Likewise, bags can support the entire dictionary interface, so long as
you remember that the "keys" to a bag are identical to the elements of
the bag.

Therefore, I recommend making dictionary a subtype of bag and adding
*-contains-key? to the bag interface. In most cases, the two "contains?"
functions are equivalent to:

    (*-contains? cv elt) => (not (= 0 (*-count cv elt)))
    (*-contains-key? cv elt) => (not (= 0 (*-key-count cv elt)))

You can also add *-contains-key? to the set interface, or make set a
subtype of bag. Or make bag a subtype of set. Honestly, classification
of collections is *very* difficult. Collections are "value" types, and
those don't translate well to class-based OO systems. They work a bit
better with a prototype-based OO system, and even better in a generic
traits- or interface-based system.

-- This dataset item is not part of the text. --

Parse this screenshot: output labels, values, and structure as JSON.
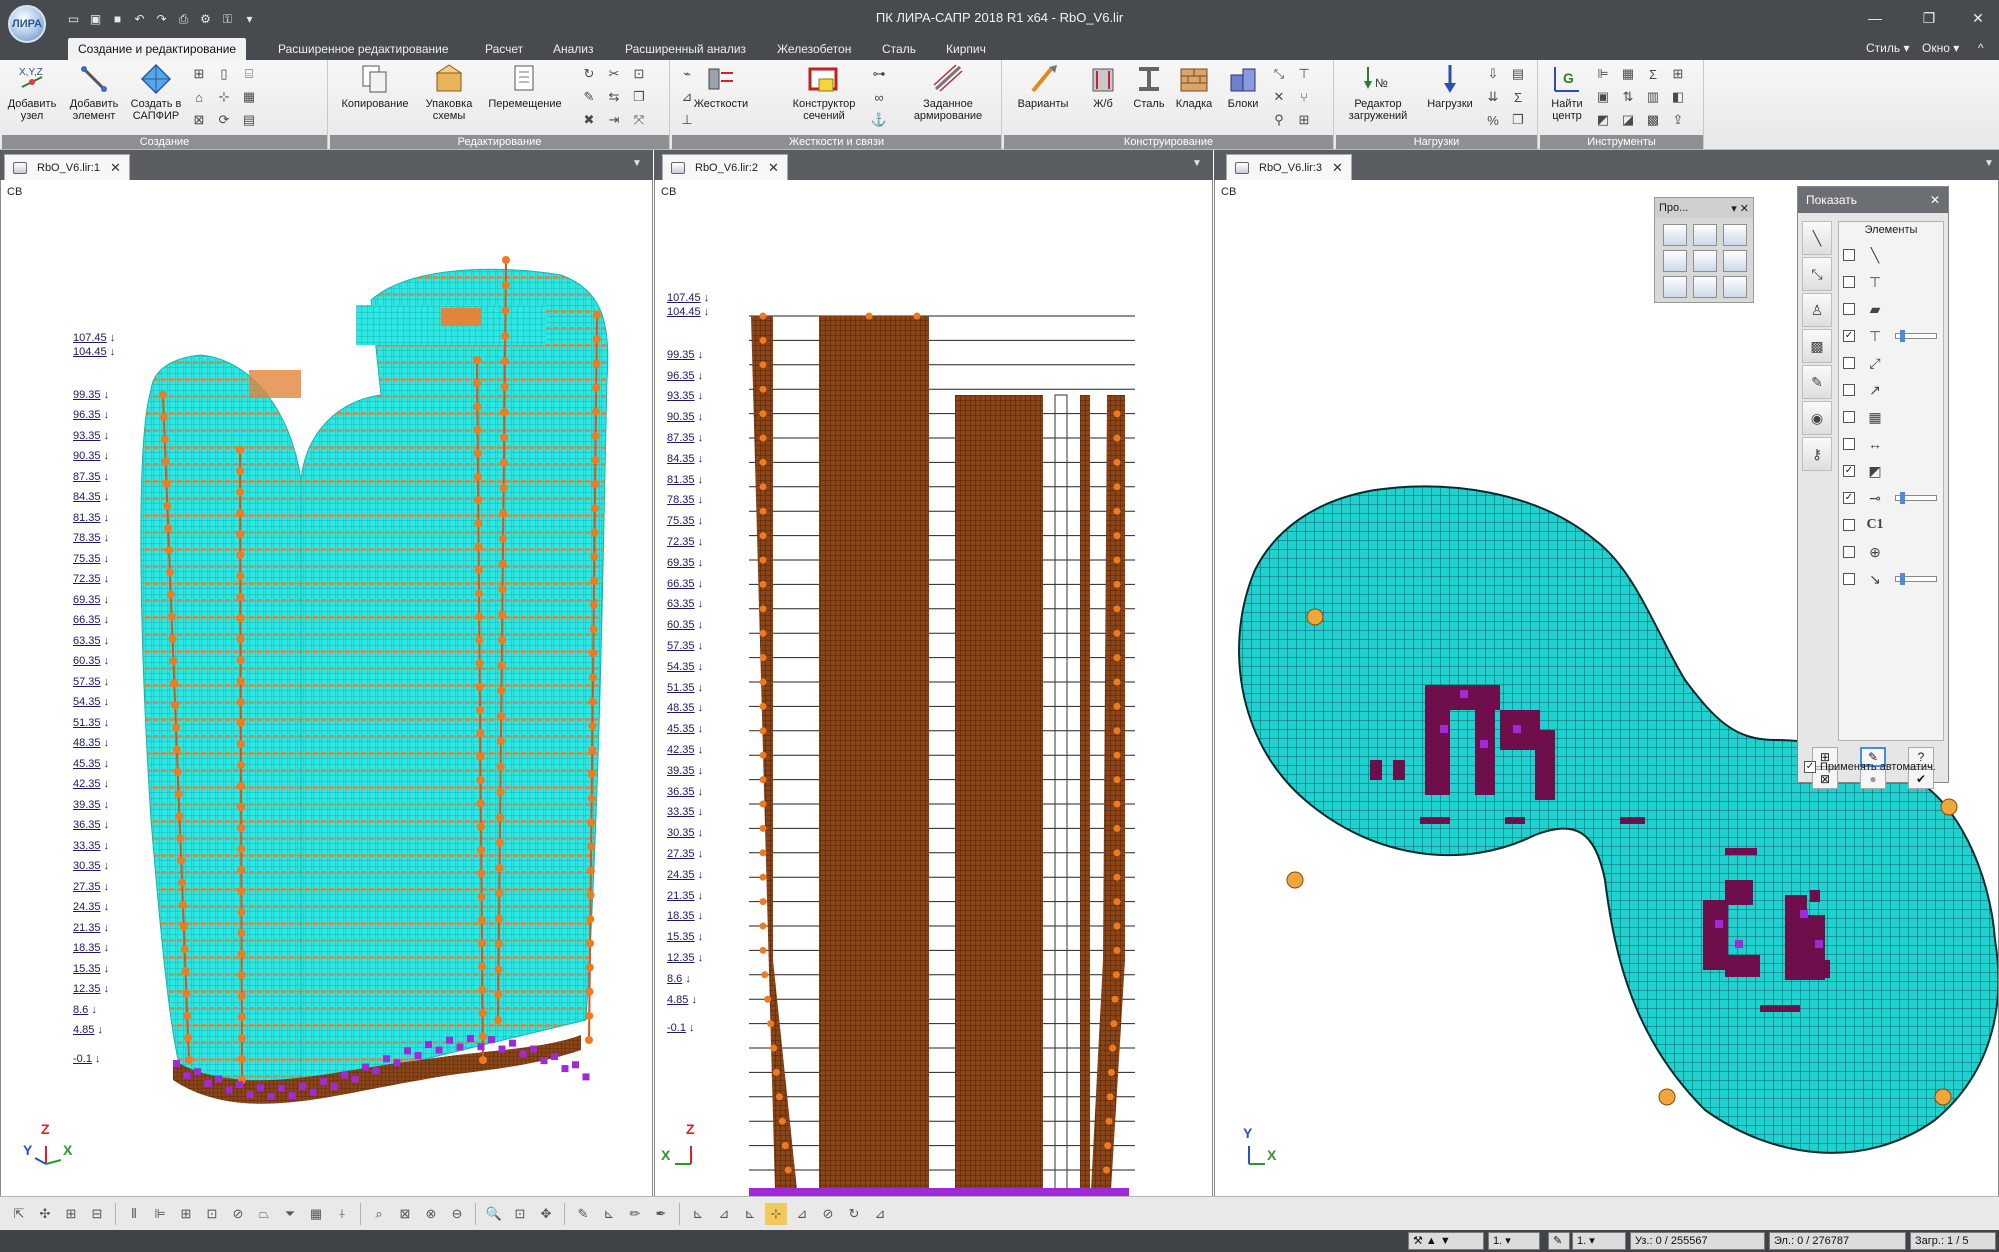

These need a failure thunk (or a way to raise an exception). Insertion
may not be possible, not even at the ends, e.g., if the container is
inflexible or has an ordering requirement. Basically, *all* mutators
need failure thunks (or some other exception-throwing convention),
because generic mutators can always run into problems with violated

*-REF pos, *-GET key

These are really the same function. Both of them turn a range value into
a domain value. Typically, collections use the *-REF convention for
sequential data and the *-GET convention for dictionary-like data.

OK solution: Make them aliases for the same basic function.

Better solution: Make *-get the generic range->domain function. For
dictionaries, it takes a range value and returns a domain value. For
sequences, it's the same as *-ref. For bags, it takes an element value
and returns that element. Define *-ref only for sequences and ordered
collections. An ordered dictionary can then use *-get to look up keys
and *-ref to look up the nth pair in the collection.

Consider adding *-get-any, which returns all elements that match the
key. Unlike *-get, which should return *domain values* for dictionaries
(because that's how it works in existing dictionary-like collections),
*-get-any should return *elements* (range-domain pairs) for


These are tricky. Depending on the collection type, you may need a way
to eliminate elements by position, by key, or by whole elements.

For bags and sets, "key" and "value" are the same thing. For
dictionaries, they're not. Usually, you'll want to delete mappings by
key (the range value), but occasionally you'll want to delete by whole
mappings (e.g., for doing dictionary differences with remove-all).

I'm not sure how to resolve this one yet. I think DELETE should
eliminate positions, and REMOVE should eliminate keys. Need a good name
for "eliminate based on the whole element value" for dictionary


This is probably OK as is, but you may want to consider generalizing it
to work for all collections, since they all have keys and values.


I definitely recommend extending this to all collections, or at least to

I think that covers all of the dictionary/index issues (plus a few other
minor issues that occurred to me while I was writing it.)
Bradd W. Szonye